The Hood Magazine

Teenagers in Therapy

04/22/2019 02:47PM ● By Digital Media Director

By: Dr. Amy Marschall, Sioux Falls Psychological Services

If you are asking yourself, “Would my teenager benefit from therapy?” you can consult a mental health professional about your child’s needs. Furthermore, if your teenager asks you if they can meet with a therapist, listen to their concerns. Teens might not feel comfortable or do not have the words to put to what they are feeling. Fighting, self-harming, or breaking rules can be nonverbal ways that your teenager is asking for help.

When talking to adolescents about therapy, the language used is important. Avoid stigmatizing language or focusing on misbehavior. For example, saying, “You seem stressed out lately, and it might help to talk to someone,” is more productive than, “You have been so rude and disrespectful lately. You’re going to therapy.” Therapy is a resource, not a punishment.

Research about treatment outcomes suggests that teenagers are less likely than other age groups to report a positive response to therapy. This is because teenagers are slower to build trust and require patience from both their parents and therapist.

Therapy with teens does not always involve the client on the couch, pouring out all of their secrets. Many teens prefer to explore art or music to process their feelings. If they do choose to talk, the conversation might not focus on what the parent feels is important. If you want your teenager to benefit from therapy, you need to be prepared for them to use the space in a way that is comfortable for them, even if it is not what you picture.

Many adolescents will resist or refuse to engage with their therapist. If the teenager is self-harming, suicidal, or threatening others, they need ongoing supervision in either an inpatient or outpatient setting to maintain safety. However, teenagers who are not in danger might insist that they do not want to participate in treatment. In these circumstances, I often recommend that we stop therapy because this teaches them that therapy can be a positive experience, and they are more likely to seek treatment in the future.

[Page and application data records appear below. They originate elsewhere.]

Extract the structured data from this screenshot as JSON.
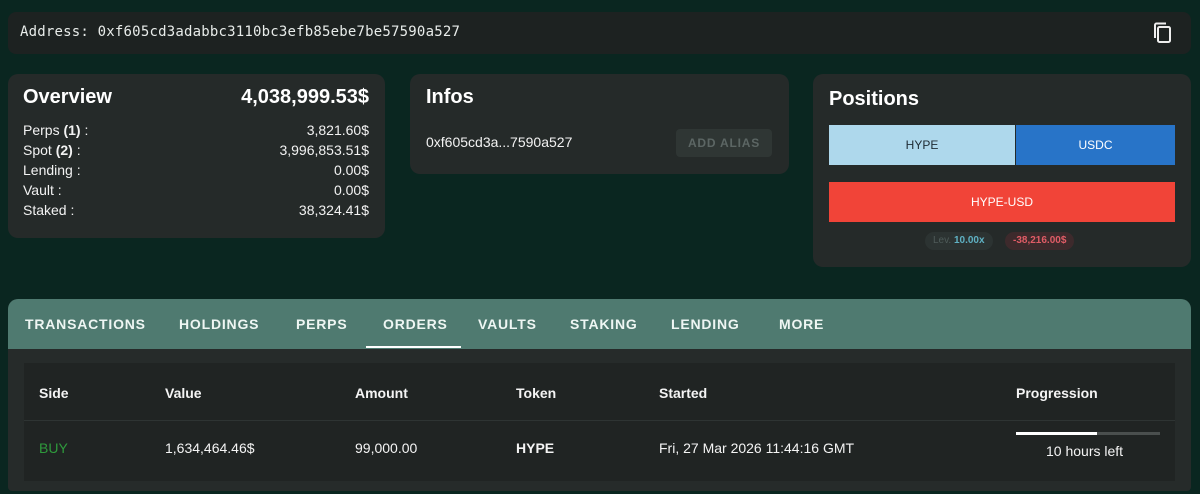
{
  "address": {
    "label": "Address:",
    "value": "0xf605cd3adabbc3110bc3efb85ebe7be57590a527",
    "copy_icon": "copy-icon"
  },
  "overview": {
    "title": "Overview",
    "total": "4,038,999.53$",
    "rows": [
      {
        "label": "Perps",
        "count": "(1)",
        "suffix": " :",
        "value": "3,821.60$"
      },
      {
        "label": "Spot",
        "count": "(2)",
        "suffix": " :",
        "value": "3,996,853.51$"
      },
      {
        "label": "Lending :",
        "value": "0.00$"
      },
      {
        "label": "Vault :",
        "value": "0.00$"
      },
      {
        "label": "Staked :",
        "value": "38,324.41$"
      }
    ]
  },
  "infos": {
    "title": "Infos",
    "short_address": "0xf605cd3a...7590a527",
    "add_alias": "ADD ALIAS"
  },
  "positions": {
    "title": "Positions",
    "token_a": "HYPE",
    "token_b": "USDC",
    "pair": "HYPE-USD",
    "lev_label": "Lev.",
    "lev_value": "10.00x",
    "pnl": "-38,216.00$"
  },
  "tabs": {
    "items": [
      "TRANSACTIONS",
      "HOLDINGS",
      "PERPS",
      "ORDERS",
      "VAULTS",
      "STAKING",
      "LENDING",
      "MORE"
    ],
    "active": "ORDERS"
  },
  "orders": {
    "headers": [
      "Side",
      "Value",
      "Amount",
      "Token",
      "Started",
      "Progression"
    ],
    "rows": [
      {
        "side": "BUY",
        "value": "1,634,464.46$",
        "amount": "99,000.00",
        "token": "HYPE",
        "started": "Fri, 27 Mar 2026 11:44:16 GMT",
        "progress": 0.56,
        "time_left": "10 hours left"
      }
    ]
  },
  "colors": {
    "background": "#0a2620",
    "card": "#252a29",
    "tab_bar": "#4f7a70",
    "buy_green": "#2e9a3c",
    "hype_blue": "#aed8ec",
    "usdc_blue": "#2874c8",
    "short_red": "#f14438"
  }
}
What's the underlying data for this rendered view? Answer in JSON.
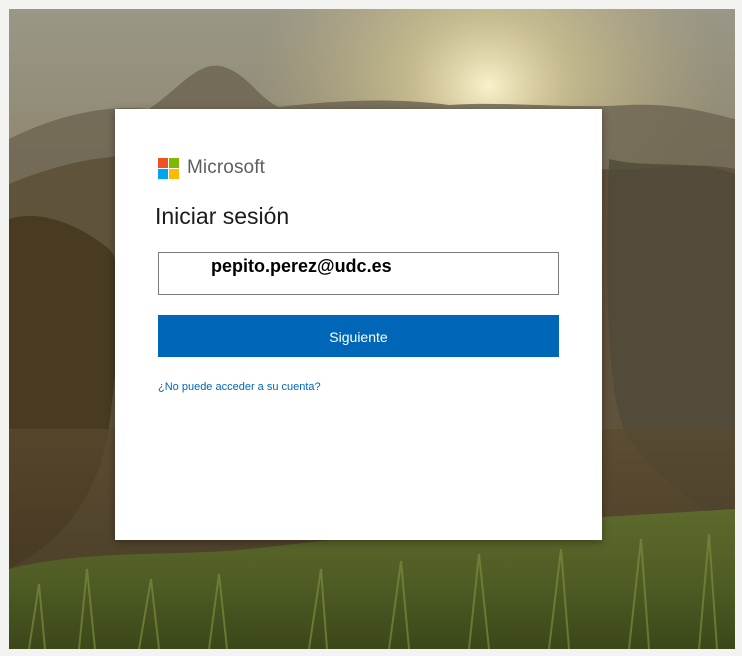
{
  "login": {
    "brand_name": "Microsoft",
    "title": "Iniciar sesión",
    "email_value": "pepito.perez@udc.es",
    "next_label": "Siguiente",
    "help_link": "¿No puede acceder a su cuenta?"
  },
  "colors": {
    "accent": "#0067b8",
    "logo_red": "#f25022",
    "logo_green": "#7fba00",
    "logo_blue": "#00a4ef",
    "logo_yellow": "#ffb900"
  },
  "icons": {
    "logo": "microsoft-logo-icon"
  }
}
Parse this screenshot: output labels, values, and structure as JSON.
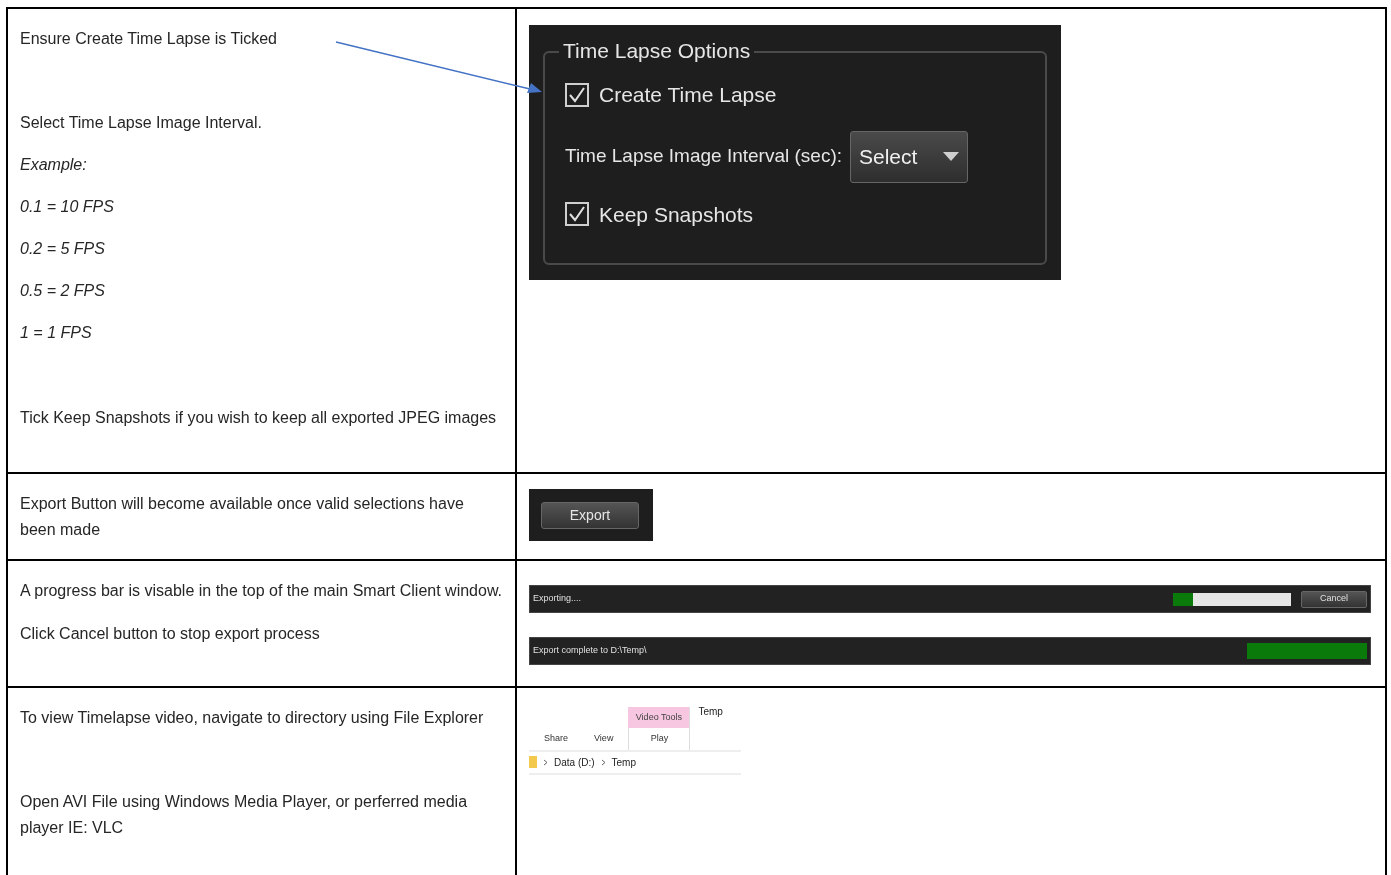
{
  "rows": [
    {
      "notes": [
        {
          "text": "Ensure Create Time Lapse is Ticked",
          "italic": false
        },
        {
          "text": "Select Time Lapse Image Interval.",
          "italic": false
        },
        {
          "text": "Example:",
          "italic": true
        },
        {
          "text": "0.1 = 10 FPS",
          "italic": true
        },
        {
          "text": "0.2 = 5 FPS",
          "italic": true
        },
        {
          "text": "0.5 = 2 FPS",
          "italic": true
        },
        {
          "text": "1 = 1 FPS",
          "italic": true
        },
        {
          "text": "Tick Keep Snapshots if you wish to keep all exported JPEG images",
          "italic": false
        }
      ],
      "options": {
        "title": "Time Lapse Options",
        "create": {
          "label": "Create Time Lapse",
          "checked": true
        },
        "interval": {
          "label": "Time Lapse Image Interval (sec):",
          "value": "Select"
        },
        "keep": {
          "label": "Keep Snapshots",
          "checked": true
        }
      }
    },
    {
      "notes": [
        {
          "text": "Export Button will become available once valid selections have been made",
          "italic": false
        }
      ],
      "export_button": "Export"
    },
    {
      "notes": [
        {
          "text": "A progress bar is visable in the top of the main Smart Client window.",
          "italic": false
        },
        {
          "text": "Click Cancel button to stop export process",
          "italic": false
        }
      ],
      "progress": [
        {
          "status": "Exporting....",
          "level": 0.17,
          "cancel": "Cancel"
        },
        {
          "status": "Export complete to D:\\Temp\\",
          "level": 1
        }
      ]
    },
    {
      "notes": [
        {
          "text": "To view Timelapse video, navigate to directory using File Explorer",
          "italic": false
        },
        {
          "text": "Open AVI File using Windows Media Player, or perferred media player IE: VLC",
          "italic": false
        }
      ],
      "explorer": {
        "context_tab": "Video Tools",
        "title": "Temp",
        "tabs": [
          "Share",
          "View"
        ],
        "context_sub_tab": "Play",
        "path": [
          "Data (D:)",
          "Temp"
        ]
      }
    }
  ]
}
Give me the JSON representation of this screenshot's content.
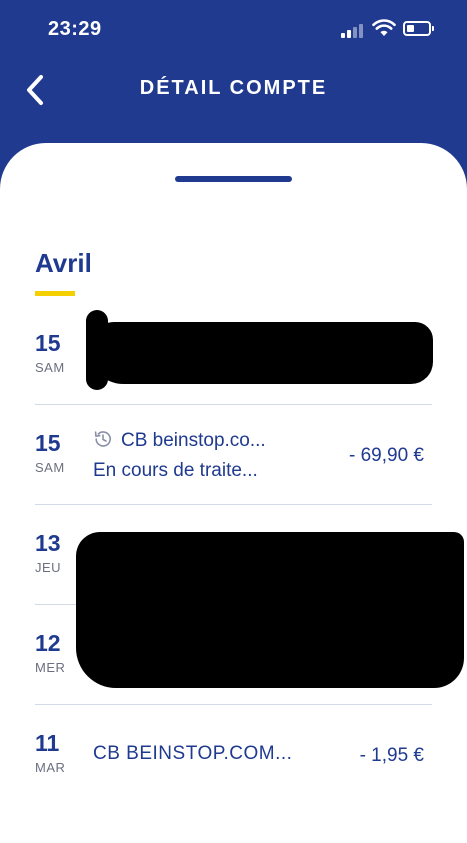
{
  "status_bar": {
    "time": "23:29"
  },
  "header": {
    "title": "DÉTAIL COMPTE",
    "back_icon": "chevron-left-icon"
  },
  "month": "Avril",
  "transactions": [
    {
      "day": "15",
      "weekday": "SAM",
      "label": "",
      "status": "",
      "amount": "",
      "redacted": true
    },
    {
      "day": "15",
      "weekday": "SAM",
      "label": "CB beinstop.co...",
      "status": "En cours de traite...",
      "amount": "- 69,90 €",
      "pending_icon": "history-clock-icon"
    },
    {
      "day": "13",
      "weekday": "JEU",
      "label": "",
      "status": "",
      "amount": "",
      "redacted": true
    },
    {
      "day": "12",
      "weekday": "MER",
      "label": "",
      "status": "",
      "amount": "",
      "redacted": true
    },
    {
      "day": "11",
      "weekday": "MAR",
      "label": "CB  BEINSTOP.COM...",
      "status": "",
      "amount": "- 1,95 €"
    }
  ],
  "colors": {
    "primary": "#1f3a8f",
    "accent": "#f5d000",
    "divider": "#d3d9e8"
  }
}
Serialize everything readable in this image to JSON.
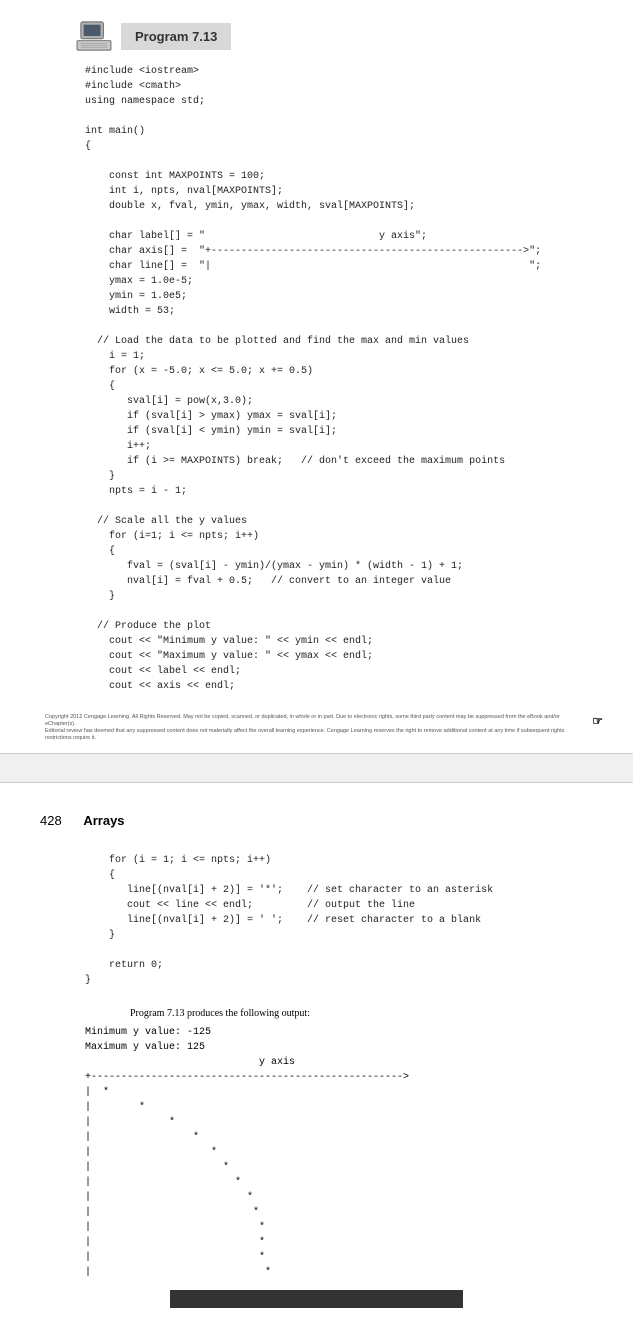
{
  "program": {
    "title": "Program 7.13",
    "code_lines": [
      "#include <iostream>",
      "#include <cmath>",
      "using namespace std;",
      "",
      "int main()",
      "{",
      "",
      "    const int MAXPOINTS = 100;",
      "    int i, npts, nval[MAXPOINTS];",
      "    double x, fval, ymin, ymax, width, sval[MAXPOINTS];",
      "",
      "    char label[] = \"                             y axis\";",
      "    char axis[] =  \"+---------------------------------------------------->\";",
      "    char line[] =  \"|                                                     \";",
      "    ymax = 1.0e-5;",
      "    ymin = 1.0e5;",
      "    width = 53;",
      "",
      "  // Load the data to be plotted and find the max and min values",
      "    i = 1;",
      "    for (x = -5.0; x <= 5.0; x += 0.5)",
      "    {",
      "       sval[i] = pow(x,3.0);",
      "       if (sval[i] > ymax) ymax = sval[i];",
      "       if (sval[i] < ymin) ymin = sval[i];",
      "       i++;",
      "       if (i >= MAXPOINTS) break;   // don't exceed the maximum points",
      "    }",
      "    npts = i - 1;",
      "",
      "  // Scale all the y values",
      "    for (i=1; i <= npts; i++)",
      "    {",
      "       fval = (sval[i] - ymin)/(ymax - ymin) * (width - 1) + 1;",
      "       nval[i] = fval + 0.5;   // convert to an integer value",
      "    }",
      "",
      "  // Produce the plot",
      "    cout << \"Minimum y value: \" << ymin << endl;",
      "    cout << \"Maximum y value: \" << ymax << endl;",
      "    cout << label << endl;",
      "    cout << axis << endl;"
    ]
  },
  "copyright": {
    "line1": "Copyright 2012 Cengage Learning. All Rights Reserved. May not be copied, scanned, or duplicated, in whole or in part. Due to electronic rights, some third party content may be suppressed from the eBook and/or eChapter(s).",
    "line2": "Editorial review has deemed that any suppressed content does not materially affect the overall learning experience. Cengage Learning reserves the right to remove additional content at any time if subsequent rights restrictions require it."
  },
  "page2": {
    "page_number": "428",
    "chapter_title": "Arrays",
    "code_lines": [
      "    for (i = 1; i <= npts; i++)",
      "    {",
      "       line[(nval[i] + 2)] = '*';    // set character to an asterisk",
      "       cout << line << endl;         // output the line",
      "       line[(nval[i] + 2)] = ' ';    // reset character to a blank",
      "    }",
      "",
      "    return 0;",
      "}"
    ],
    "output_intro": "Program 7.13 produces the following output:",
    "output_lines": [
      "Minimum y value: -125",
      "Maximum y value: 125",
      "                             y axis",
      "+---------------------------------------------------->",
      "|  *",
      "|        *",
      "|             *",
      "|                 *",
      "|                    *",
      "|                      *",
      "|                        *",
      "|                          *",
      "|                           *",
      "|                            *",
      "|                            *",
      "|                            *",
      "|                             *"
    ]
  },
  "page_break_icon": "☞"
}
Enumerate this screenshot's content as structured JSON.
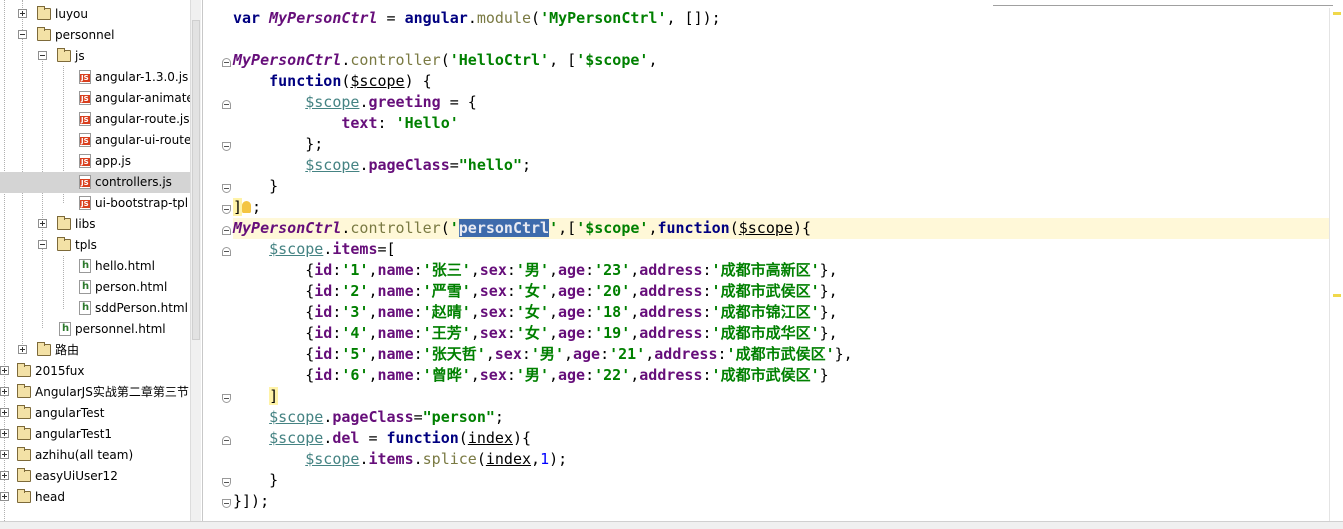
{
  "tree": {
    "items": [
      {
        "label": "luyou"
      },
      {
        "label": "personnel"
      },
      {
        "label": "js"
      },
      {
        "label": "angular-1.3.0.js"
      },
      {
        "label": "angular-animate"
      },
      {
        "label": "angular-route.js"
      },
      {
        "label": "angular-ui-route"
      },
      {
        "label": "app.js"
      },
      {
        "label": "controllers.js"
      },
      {
        "label": "ui-bootstrap-tpl"
      },
      {
        "label": "libs"
      },
      {
        "label": "tpls"
      },
      {
        "label": "hello.html"
      },
      {
        "label": "person.html"
      },
      {
        "label": "sddPerson.html"
      },
      {
        "label": "personnel.html"
      },
      {
        "label": "路由"
      },
      {
        "label": "2015fux"
      },
      {
        "label": "AngularJS实战第二章第三节"
      },
      {
        "label": "angularTest"
      },
      {
        "label": "angularTest1"
      },
      {
        "label": "azhihu(all team)"
      },
      {
        "label": "easyUiUser12"
      },
      {
        "label": "head"
      }
    ]
  },
  "editor": {
    "file": "controllers.js",
    "tokens": {
      "var": "var",
      "MyPersonCtrl": "MyPersonCtrl",
      "angular": "angular",
      "module": "module",
      "controller": "controller",
      "function": "function",
      "scope_str": "'$scope'",
      "scope_param": "$scope",
      "HelloCtrl": "'HelloCtrl'",
      "module_name": "'MyPersonCtrl'",
      "greeting": "greeting",
      "text": "text",
      "Hello": "'Hello'",
      "pageClass": "pageClass",
      "hello_str": "\"hello\"",
      "person_q1": "'",
      "personCtrl": "personCtrl",
      "person_q2": "'",
      "items": "items",
      "person_str": "\"person\"",
      "del": "del",
      "index": "index",
      "splice": "splice",
      "one": "1"
    },
    "rows": [
      {
        "id": "1",
        "name": "张三",
        "sex": "男",
        "age": "23",
        "address": "成都市高新区"
      },
      {
        "id": "2",
        "name": "严雪",
        "sex": "女",
        "age": "20",
        "address": "成都市武侯区"
      },
      {
        "id": "3",
        "name": "赵晴",
        "sex": "女",
        "age": "18",
        "address": "成都市锦江区"
      },
      {
        "id": "4",
        "name": "王芳",
        "sex": "女",
        "age": "19",
        "address": "成都市成华区"
      },
      {
        "id": "5",
        "name": "张天哲",
        "sex": "男",
        "age": "21",
        "address": "成都市武侯区"
      },
      {
        "id": "6",
        "name": "曾晔",
        "sex": "男",
        "age": "22",
        "address": "成都市武侯区"
      }
    ]
  }
}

Mental health in teenagers is particularly challenging for both parents and therapists. With support and understanding, they can benefit from mental health services in their own way and at their own pace.